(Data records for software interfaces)
****************************************

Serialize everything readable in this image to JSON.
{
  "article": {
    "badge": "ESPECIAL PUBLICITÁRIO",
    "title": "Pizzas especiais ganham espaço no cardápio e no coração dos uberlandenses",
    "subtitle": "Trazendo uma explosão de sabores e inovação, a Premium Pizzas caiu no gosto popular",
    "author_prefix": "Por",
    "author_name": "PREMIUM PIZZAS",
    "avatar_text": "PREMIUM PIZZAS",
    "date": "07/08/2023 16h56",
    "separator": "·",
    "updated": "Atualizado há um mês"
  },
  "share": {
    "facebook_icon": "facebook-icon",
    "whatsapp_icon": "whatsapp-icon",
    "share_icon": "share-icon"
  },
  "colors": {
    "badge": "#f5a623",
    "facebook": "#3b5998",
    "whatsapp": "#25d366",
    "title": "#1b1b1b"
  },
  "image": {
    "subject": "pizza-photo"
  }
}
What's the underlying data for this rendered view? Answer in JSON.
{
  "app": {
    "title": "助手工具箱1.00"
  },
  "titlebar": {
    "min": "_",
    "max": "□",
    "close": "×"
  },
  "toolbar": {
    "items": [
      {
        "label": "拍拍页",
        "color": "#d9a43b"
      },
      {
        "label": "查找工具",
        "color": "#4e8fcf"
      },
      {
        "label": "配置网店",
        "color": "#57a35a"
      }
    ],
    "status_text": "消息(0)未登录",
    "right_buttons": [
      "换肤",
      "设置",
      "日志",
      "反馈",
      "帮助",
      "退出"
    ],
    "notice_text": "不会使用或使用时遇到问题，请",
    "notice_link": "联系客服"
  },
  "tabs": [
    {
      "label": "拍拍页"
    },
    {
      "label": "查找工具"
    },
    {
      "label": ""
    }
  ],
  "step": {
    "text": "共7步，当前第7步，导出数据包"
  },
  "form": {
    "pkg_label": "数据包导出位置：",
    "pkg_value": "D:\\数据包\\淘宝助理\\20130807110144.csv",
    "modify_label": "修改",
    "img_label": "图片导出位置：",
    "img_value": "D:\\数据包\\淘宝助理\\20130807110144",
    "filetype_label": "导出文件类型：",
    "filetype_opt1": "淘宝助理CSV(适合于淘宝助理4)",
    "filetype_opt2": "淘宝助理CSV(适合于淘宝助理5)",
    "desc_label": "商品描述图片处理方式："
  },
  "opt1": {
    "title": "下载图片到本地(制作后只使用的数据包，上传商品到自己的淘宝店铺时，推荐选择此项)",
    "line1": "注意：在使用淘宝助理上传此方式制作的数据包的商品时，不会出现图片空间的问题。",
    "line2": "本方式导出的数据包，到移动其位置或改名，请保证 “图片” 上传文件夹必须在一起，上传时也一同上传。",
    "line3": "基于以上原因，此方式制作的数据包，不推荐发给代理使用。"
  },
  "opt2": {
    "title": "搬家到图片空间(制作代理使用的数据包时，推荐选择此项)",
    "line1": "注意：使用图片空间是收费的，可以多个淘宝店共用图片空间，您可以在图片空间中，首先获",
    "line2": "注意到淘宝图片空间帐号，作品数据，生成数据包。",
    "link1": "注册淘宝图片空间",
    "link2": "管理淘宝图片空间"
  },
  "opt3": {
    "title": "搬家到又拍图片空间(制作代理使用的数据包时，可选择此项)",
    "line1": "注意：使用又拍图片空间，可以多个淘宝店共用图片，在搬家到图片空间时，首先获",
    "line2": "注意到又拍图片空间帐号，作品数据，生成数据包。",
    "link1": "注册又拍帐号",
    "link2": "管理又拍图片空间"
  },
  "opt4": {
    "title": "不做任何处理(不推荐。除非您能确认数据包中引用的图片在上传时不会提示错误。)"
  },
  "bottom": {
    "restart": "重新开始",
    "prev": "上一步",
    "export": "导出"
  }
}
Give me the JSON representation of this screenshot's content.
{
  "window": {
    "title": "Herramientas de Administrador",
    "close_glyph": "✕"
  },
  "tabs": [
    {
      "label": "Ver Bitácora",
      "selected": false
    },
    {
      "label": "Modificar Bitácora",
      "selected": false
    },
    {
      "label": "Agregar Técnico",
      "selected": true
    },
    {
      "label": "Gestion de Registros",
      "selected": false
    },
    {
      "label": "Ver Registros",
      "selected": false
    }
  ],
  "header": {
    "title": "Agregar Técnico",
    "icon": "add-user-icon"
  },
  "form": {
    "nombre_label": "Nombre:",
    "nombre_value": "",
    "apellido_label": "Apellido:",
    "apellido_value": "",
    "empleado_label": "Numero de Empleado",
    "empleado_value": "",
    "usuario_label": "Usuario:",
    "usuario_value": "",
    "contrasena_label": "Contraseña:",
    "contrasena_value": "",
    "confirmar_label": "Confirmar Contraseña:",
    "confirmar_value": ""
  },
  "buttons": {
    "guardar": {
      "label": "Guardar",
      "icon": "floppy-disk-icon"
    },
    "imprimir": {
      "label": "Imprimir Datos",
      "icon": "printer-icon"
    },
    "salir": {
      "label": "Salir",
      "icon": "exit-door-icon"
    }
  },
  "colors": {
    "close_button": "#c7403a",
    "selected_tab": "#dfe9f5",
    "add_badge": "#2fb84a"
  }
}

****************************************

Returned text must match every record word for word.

> SOLUTION
Serialize everything readable in this image to JSON.
{
  "article": {
    "badge": "ESPECIAL PUBLICITÁRIO",
    "title": "Pizzas especiais ganham espaço no cardápio e no coração dos uberlandenses",
    "subtitle": "Trazendo uma explosão de sabores e inovação, a Premium Pizzas caiu no gosto popular",
    "author_prefix": "Por",
    "author_name": "PREMIUM PIZZAS",
    "avatar_text": "PREMIUM PIZZAS",
    "date": "07/08/2023 16h56",
    "separator": "·",
    "updated": "Atualizado há um mês"
  },
  "share": {
    "facebook_icon": "facebook-icon",
    "whatsapp_icon": "whatsapp-icon",
    "share_icon": "share-icon"
  },
  "colors": {
    "badge": "#f5a623",
    "facebook": "#3b5998",
    "whatsapp": "#25d366",
    "title": "#1b1b1b"
  },
  "image": {
    "subject": "pizza-photo"
  }
}
What's the underlying data for this rendered view? Answer in JSON.
{
  "app": {
    "title": "助手工具箱1.00"
  },
  "titlebar": {
    "min": "_",
    "max": "□",
    "close": "×"
  },
  "toolbar": {
    "items": [
      {
        "label": "拍拍页",
        "color": "#d9a43b"
      },
      {
        "label": "查找工具",
        "color": "#4e8fcf"
      },
      {
        "label": "配置网店",
        "color": "#57a35a"
      }
    ],
    "status_text": "消息(0)未登录",
    "right_buttons": [
      "换肤",
      "设置",
      "日志",
      "反馈",
      "帮助",
      "退出"
    ],
    "notice_text": "不会使用或使用时遇到问题，请",
    "notice_link": "联系客服"
  },
  "tabs": [
    {
      "label": "拍拍页"
    },
    {
      "label": "查找工具"
    },
    {
      "label": ""
    }
  ],
  "step": {
    "text": "共7步，当前第7步，导出数据包"
  },
  "form": {
    "pkg_label": "数据包导出位置：",
    "pkg_value": "D:\\数据包\\淘宝助理\\20130807110144.csv",
    "modify_label": "修改",
    "img_label": "图片导出位置：",
    "img_value": "D:\\数据包\\淘宝助理\\20130807110144",
    "filetype_label": "导出文件类型：",
    "filetype_opt1": "淘宝助理CSV(适合于淘宝助理4)",
    "filetype_opt2": "淘宝助理CSV(适合于淘宝助理5)",
    "desc_label": "商品描述图片处理方式："
  },
  "opt1": {
    "title": "下载图片到本地(制作后只使用的数据包，上传商品到自己的淘宝店铺时，推荐选择此项)",
    "line1": "注意：在使用淘宝助理上传此方式制作的数据包的商品时，不会出现图片空间的问题。",
    "line2": "本方式导出的数据包，到移动其位置或改名，请保证 “图片” 上传文件夹必须在一起，上传时也一同上传。",
    "line3": "基于以上原因，此方式制作的数据包，不推荐发给代理使用。"
  },
  "opt2": {
    "title": "搬家到图片空间(制作代理使用的数据包时，推荐选择此项)",
    "line1": "注意：使用图片空间是收费的，可以多个淘宝店共用图片空间，您可以在图片空间中，首先获",
    "line2": "注意到淘宝图片空间帐号，作品数据，生成数据包。",
    "link1": "注册淘宝图片空间",
    "link2": "管理淘宝图片空间"
  },
  "opt3": {
    "title": "搬家到又拍图片空间(制作代理使用的数据包时，可选择此项)",
    "line1": "注意：使用又拍图片空间，可以多个淘宝店共用图片，在搬家到图片空间时，首先获",
    "line2": "注意到又拍图片空间帐号，作品数据，生成数据包。",
    "link1": "注册又拍帐号",
    "link2": "管理又拍图片空间"
  },
  "opt4": {
    "title": "不做任何处理(不推荐。除非您能确认数据包中引用的图片在上传时不会提示错误。)"
  },
  "bottom": {
    "restart": "重新开始",
    "prev": "上一步",
    "export": "导出"
  }
}
Give me the JSON representation of this screenshot's content.
{
  "window": {
    "title": "Herramientas de Administrador",
    "close_glyph": "✕"
  },
  "tabs": [
    {
      "label": "Ver Bitácora",
      "selected": false
    },
    {
      "label": "Modificar Bitácora",
      "selected": false
    },
    {
      "label": "Agregar Técnico",
      "selected": true
    },
    {
      "label": "Gestion de Registros",
      "selected": false
    },
    {
      "label": "Ver Registros",
      "selected": false
    }
  ],
  "header": {
    "title": "Agregar Técnico",
    "icon": "add-user-icon"
  },
  "form": {
    "nombre_label": "Nombre:",
    "nombre_value": "",
    "apellido_label": "Apellido:",
    "apellido_value": "",
    "empleado_label": "Numero de Empleado",
    "empleado_value": "",
    "usuario_label": "Usuario:",
    "usuario_value": "",
    "contrasena_label": "Contraseña:",
    "contrasena_value": "",
    "confirmar_label": "Confirmar Contraseña:",
    "confirmar_value": ""
  },
  "buttons": {
    "guardar": {
      "label": "Guardar",
      "icon": "floppy-disk-icon"
    },
    "imprimir": {
      "label": "Imprimir Datos",
      "icon": "printer-icon"
    },
    "salir": {
      "label": "Salir",
      "icon": "exit-door-icon"
    }
  },
  "colors": {
    "close_button": "#c7403a",
    "selected_tab": "#dfe9f5",
    "add_badge": "#2fb84a"
  }
}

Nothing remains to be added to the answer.